# Study material
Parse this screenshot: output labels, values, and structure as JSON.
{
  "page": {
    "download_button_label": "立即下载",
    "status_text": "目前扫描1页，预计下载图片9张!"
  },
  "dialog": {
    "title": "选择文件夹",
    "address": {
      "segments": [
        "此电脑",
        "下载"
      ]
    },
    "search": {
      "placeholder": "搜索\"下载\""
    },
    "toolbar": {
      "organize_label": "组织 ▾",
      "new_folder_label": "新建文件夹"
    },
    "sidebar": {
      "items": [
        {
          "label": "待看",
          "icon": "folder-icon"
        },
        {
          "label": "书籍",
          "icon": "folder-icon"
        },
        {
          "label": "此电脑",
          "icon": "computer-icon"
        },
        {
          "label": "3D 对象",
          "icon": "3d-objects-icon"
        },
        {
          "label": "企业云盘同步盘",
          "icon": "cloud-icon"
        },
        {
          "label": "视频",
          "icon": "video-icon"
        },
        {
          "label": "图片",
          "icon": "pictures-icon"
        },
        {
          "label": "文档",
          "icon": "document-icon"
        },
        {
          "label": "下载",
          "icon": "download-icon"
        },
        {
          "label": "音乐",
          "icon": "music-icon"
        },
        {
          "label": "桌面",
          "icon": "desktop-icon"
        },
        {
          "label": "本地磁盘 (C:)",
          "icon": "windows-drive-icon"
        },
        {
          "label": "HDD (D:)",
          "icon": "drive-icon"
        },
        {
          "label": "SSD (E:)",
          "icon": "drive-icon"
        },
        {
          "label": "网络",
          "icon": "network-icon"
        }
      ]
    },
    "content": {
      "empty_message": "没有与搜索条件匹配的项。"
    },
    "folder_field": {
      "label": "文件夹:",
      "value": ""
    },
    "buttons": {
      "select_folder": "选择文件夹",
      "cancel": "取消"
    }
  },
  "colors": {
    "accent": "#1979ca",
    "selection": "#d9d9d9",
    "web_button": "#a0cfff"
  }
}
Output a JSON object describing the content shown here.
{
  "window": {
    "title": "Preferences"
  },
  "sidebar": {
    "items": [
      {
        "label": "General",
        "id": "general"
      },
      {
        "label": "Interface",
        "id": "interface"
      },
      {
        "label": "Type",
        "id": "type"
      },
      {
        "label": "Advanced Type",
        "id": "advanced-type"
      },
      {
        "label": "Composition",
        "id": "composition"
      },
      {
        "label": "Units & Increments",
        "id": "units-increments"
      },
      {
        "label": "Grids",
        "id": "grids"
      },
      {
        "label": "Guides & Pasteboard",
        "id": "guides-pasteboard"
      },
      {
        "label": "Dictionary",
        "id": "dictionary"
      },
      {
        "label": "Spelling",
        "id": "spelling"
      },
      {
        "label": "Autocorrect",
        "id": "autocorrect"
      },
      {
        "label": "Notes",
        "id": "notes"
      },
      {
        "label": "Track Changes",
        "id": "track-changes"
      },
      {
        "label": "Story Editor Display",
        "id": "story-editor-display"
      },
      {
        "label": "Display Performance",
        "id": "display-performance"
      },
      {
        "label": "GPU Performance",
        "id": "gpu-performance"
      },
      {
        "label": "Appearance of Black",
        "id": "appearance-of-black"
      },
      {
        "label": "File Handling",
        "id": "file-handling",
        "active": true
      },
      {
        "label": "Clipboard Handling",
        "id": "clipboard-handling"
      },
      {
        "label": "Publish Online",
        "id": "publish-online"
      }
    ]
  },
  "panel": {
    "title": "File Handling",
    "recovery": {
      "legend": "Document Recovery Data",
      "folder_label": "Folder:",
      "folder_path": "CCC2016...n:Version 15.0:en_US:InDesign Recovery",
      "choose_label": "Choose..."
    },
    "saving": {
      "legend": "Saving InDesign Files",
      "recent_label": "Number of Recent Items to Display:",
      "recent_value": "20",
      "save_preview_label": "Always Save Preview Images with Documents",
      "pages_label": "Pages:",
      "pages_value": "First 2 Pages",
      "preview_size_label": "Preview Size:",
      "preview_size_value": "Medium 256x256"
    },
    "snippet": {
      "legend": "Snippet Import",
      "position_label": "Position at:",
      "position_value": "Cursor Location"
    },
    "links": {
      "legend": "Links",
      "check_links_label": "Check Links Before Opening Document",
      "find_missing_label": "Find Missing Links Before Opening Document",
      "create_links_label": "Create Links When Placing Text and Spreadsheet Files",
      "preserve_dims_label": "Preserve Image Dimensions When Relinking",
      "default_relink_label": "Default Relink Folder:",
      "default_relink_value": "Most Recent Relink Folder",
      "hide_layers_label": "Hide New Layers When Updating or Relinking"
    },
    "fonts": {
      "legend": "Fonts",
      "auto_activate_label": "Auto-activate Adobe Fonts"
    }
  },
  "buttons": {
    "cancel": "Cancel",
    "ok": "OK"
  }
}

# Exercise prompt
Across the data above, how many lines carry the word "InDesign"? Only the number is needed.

# Exercise response
2